*** Opening of RECORDS FOR THIS EXERCISE ***
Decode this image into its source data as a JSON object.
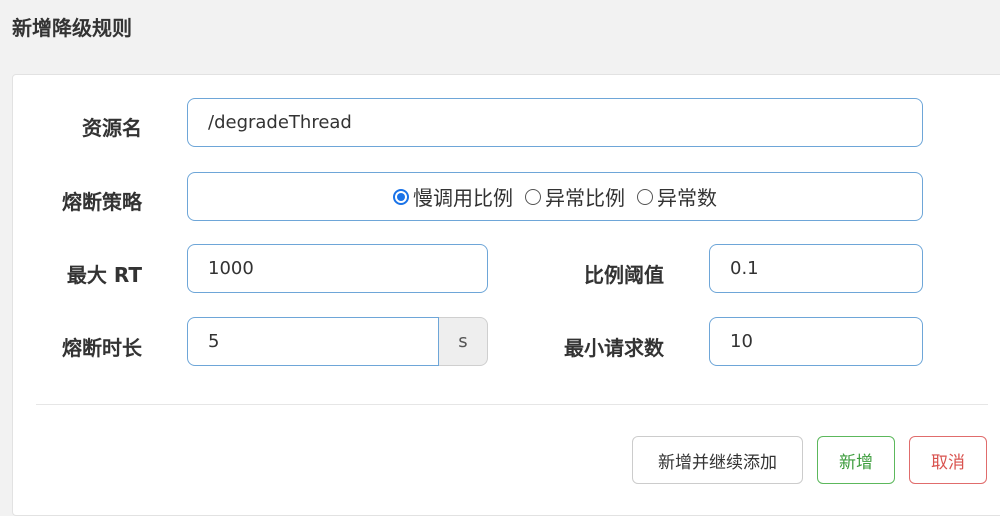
{
  "dialog": {
    "title": "新增降级规则"
  },
  "form": {
    "resource": {
      "label": "资源名",
      "value": "/degradeThread"
    },
    "strategy": {
      "label": "熔断策略",
      "options": [
        "慢调用比例",
        "异常比例",
        "异常数"
      ],
      "selected": "慢调用比例"
    },
    "max_rt": {
      "label": "最大 RT",
      "value": "1000"
    },
    "ratio_threshold": {
      "label": "比例阈值",
      "value": "0.1"
    },
    "break_duration": {
      "label": "熔断时长",
      "value": "5",
      "unit": "s"
    },
    "min_request": {
      "label": "最小请求数",
      "value": "10"
    }
  },
  "buttons": {
    "add_continue": "新增并继续添加",
    "add": "新增",
    "cancel": "取消"
  },
  "colors": {
    "input_border": "#6ea6d8",
    "radio_selected": "#1a73e8",
    "success": "#5cb85c",
    "danger": "#d9534f"
  },
  "icons": [
    "radio-selected-icon",
    "radio-unselected-icon"
  ]
}
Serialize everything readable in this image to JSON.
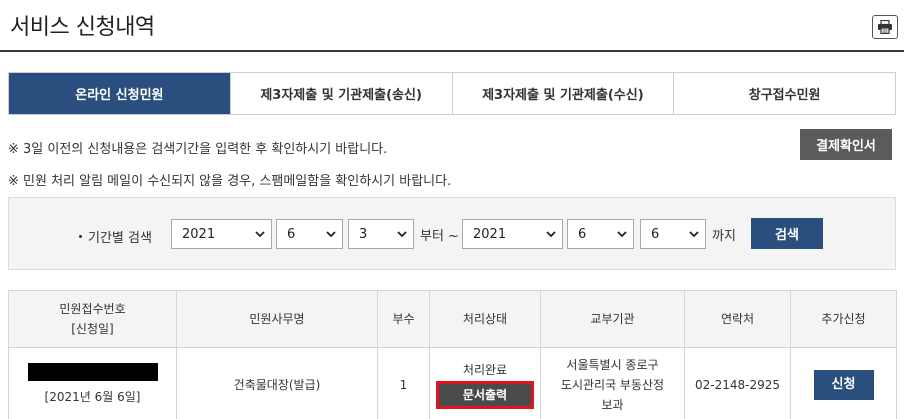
{
  "header": {
    "title": "서비스 신청내역"
  },
  "tabs": [
    {
      "label": "온라인 신청민원",
      "active": true
    },
    {
      "label": "제3자제출 및 기관제출(송신)",
      "active": false
    },
    {
      "label": "제3자제출 및 기관제출(수신)",
      "active": false
    },
    {
      "label": "창구접수민원",
      "active": false
    }
  ],
  "notices": {
    "line1": "※ 3일 이전의 신청내용은 검색기간을 입력한 후 확인하시기 바랍니다.",
    "line2": "※ 민원 처리 알림 메일이 수신되지 않을 경우, 스팸메일함을 확인하시기 바랍니다."
  },
  "receipt_button": "결제확인서",
  "search": {
    "label": "기간별 검색",
    "from_year": "2021",
    "from_month": "6",
    "from_day": "3",
    "from_text": "부터 ~",
    "to_year": "2021",
    "to_month": "6",
    "to_day": "6",
    "to_text": "까지",
    "button": "검색"
  },
  "table": {
    "headers": {
      "receipt_no": "민원접수번호",
      "apply_date": "[신청일]",
      "service_name": "민원사무명",
      "copies": "부수",
      "status": "처리상태",
      "agency": "교부기관",
      "contact": "연락처",
      "extra": "추가신청"
    },
    "rows": [
      {
        "date": "[2021년 6월 6일]",
        "service_name": "건축물대장(발급)",
        "copies": "1",
        "status": "처리완료",
        "print_button": "문서출력",
        "agency": "서울특별시 종로구 도시관리국 부동산정보과",
        "contact": "02-2148-2925",
        "apply_button": "신청"
      }
    ]
  },
  "colors": {
    "accent": "#2a4f7e",
    "highlight": "#e0141e",
    "gray_button": "#5b5b5b"
  }
}
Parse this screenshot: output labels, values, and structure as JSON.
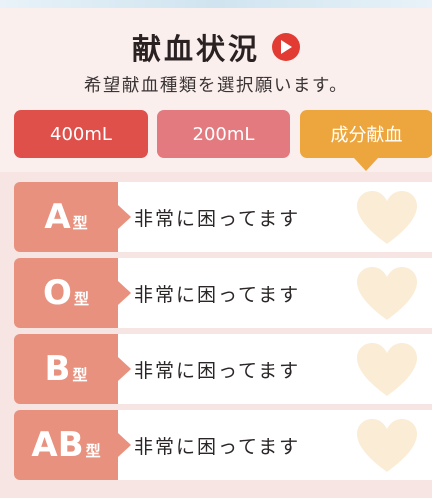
{
  "header": {
    "title": "献血状況",
    "subtitle": "希望献血種類を選択願います。",
    "play_icon": "play-circle-icon",
    "accent_color": "#e23b33"
  },
  "tabs": [
    {
      "label": "400mL",
      "color": "#e0504a",
      "selected": false
    },
    {
      "label": "200mL",
      "color": "#e37a7f",
      "selected": false
    },
    {
      "label": "成分献血",
      "color": "#eda63d",
      "selected": true
    }
  ],
  "blood_types": [
    {
      "letter": "A",
      "suffix": "型",
      "status": "非常に困ってます",
      "icon": "heart-icon"
    },
    {
      "letter": "O",
      "suffix": "型",
      "status": "非常に困ってます",
      "icon": "heart-icon"
    },
    {
      "letter": "B",
      "suffix": "型",
      "status": "非常に困ってます",
      "icon": "heart-icon"
    },
    {
      "letter": "AB",
      "suffix": "型",
      "status": "非常に困ってます",
      "icon": "heart-icon"
    }
  ],
  "colors": {
    "badge": "#e7917e",
    "heart": "#fbecd5",
    "background": "#fbefee"
  }
}
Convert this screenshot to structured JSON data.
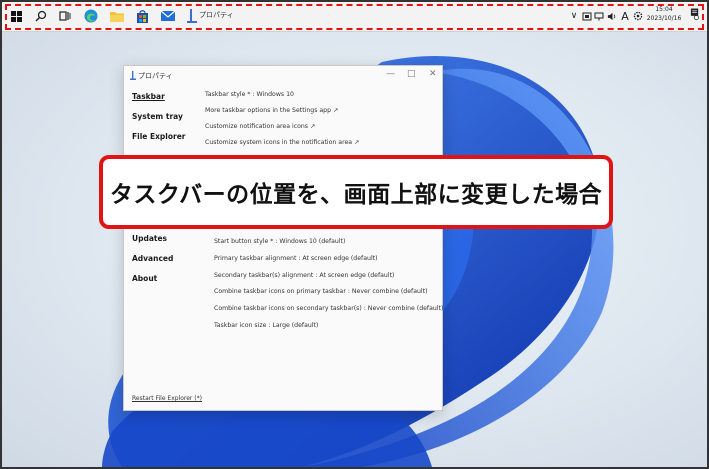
{
  "taskbar": {
    "apps": [
      {
        "name": "start-icon"
      },
      {
        "name": "search-icon"
      },
      {
        "name": "task-view-icon"
      },
      {
        "name": "edge-icon"
      },
      {
        "name": "file-explorer-icon"
      },
      {
        "name": "store-icon"
      },
      {
        "name": "mail-icon"
      },
      {
        "name": "properties-app-icon"
      }
    ],
    "active_app_label": "プロパティ",
    "tray": {
      "chevron": "∨",
      "ime": "A",
      "time": "15:04",
      "date": "2023/10/16"
    }
  },
  "window": {
    "title": "プロパティ",
    "controls": {
      "minimize": "—",
      "maximize": "□",
      "close": "✕"
    },
    "nav": [
      {
        "label": "Taskbar"
      },
      {
        "label": "System tray"
      },
      {
        "label": "File Explorer"
      },
      {
        "label": "Updates"
      },
      {
        "label": "Advanced"
      },
      {
        "label": "About"
      }
    ],
    "settings_top": [
      "Taskbar style * : Windows 10",
      "More taskbar options in the Settings app ↗",
      "Customize notification area icons ↗",
      "Customize system icons in the notification area ↗"
    ],
    "settings_bottom": [
      "Start button style * : Windows 10 (default)",
      "Primary taskbar alignment : At screen edge (default)",
      "Secondary taskbar(s) alignment : At screen edge (default)",
      "Combine taskbar icons on primary taskbar : Never combine (default)",
      "Combine taskbar icons on secondary taskbar(s) : Never combine (default)",
      "Taskbar icon size : Large (default)"
    ],
    "restart_link": "Restart File Explorer (*)"
  },
  "callout": {
    "text": "タスクバーの位置を、画面上部に変更した場合"
  },
  "colors": {
    "highlight": "#e01414",
    "wallpaper_blue": "#1a5ad8"
  }
}
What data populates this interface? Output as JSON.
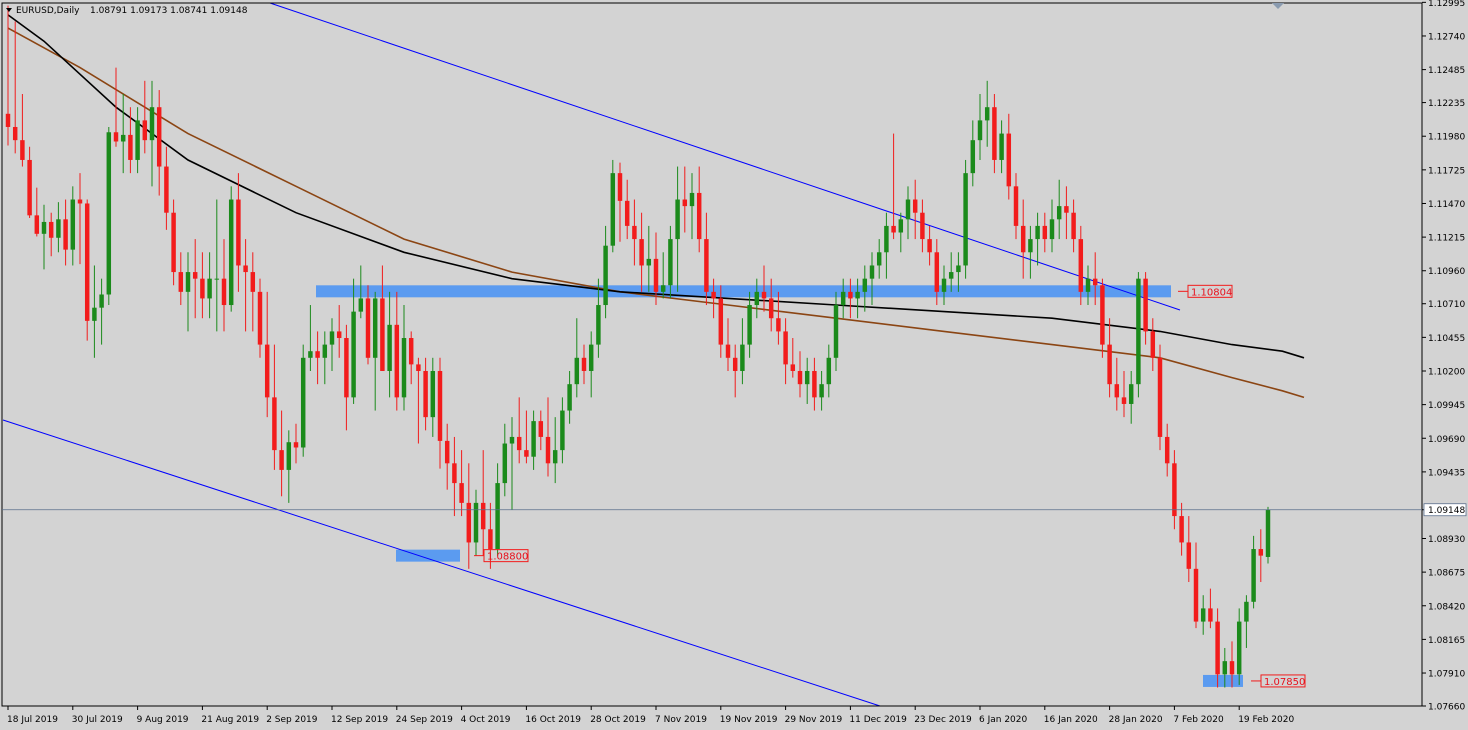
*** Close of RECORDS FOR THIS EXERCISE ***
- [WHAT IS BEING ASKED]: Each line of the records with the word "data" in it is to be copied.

- [SOLUTION TO THIS EXERCISE]:
Decode this image into its source data as a JSON object.
Convert this screenshot to structured JSON data.
What data populates this interface? Output as JSON.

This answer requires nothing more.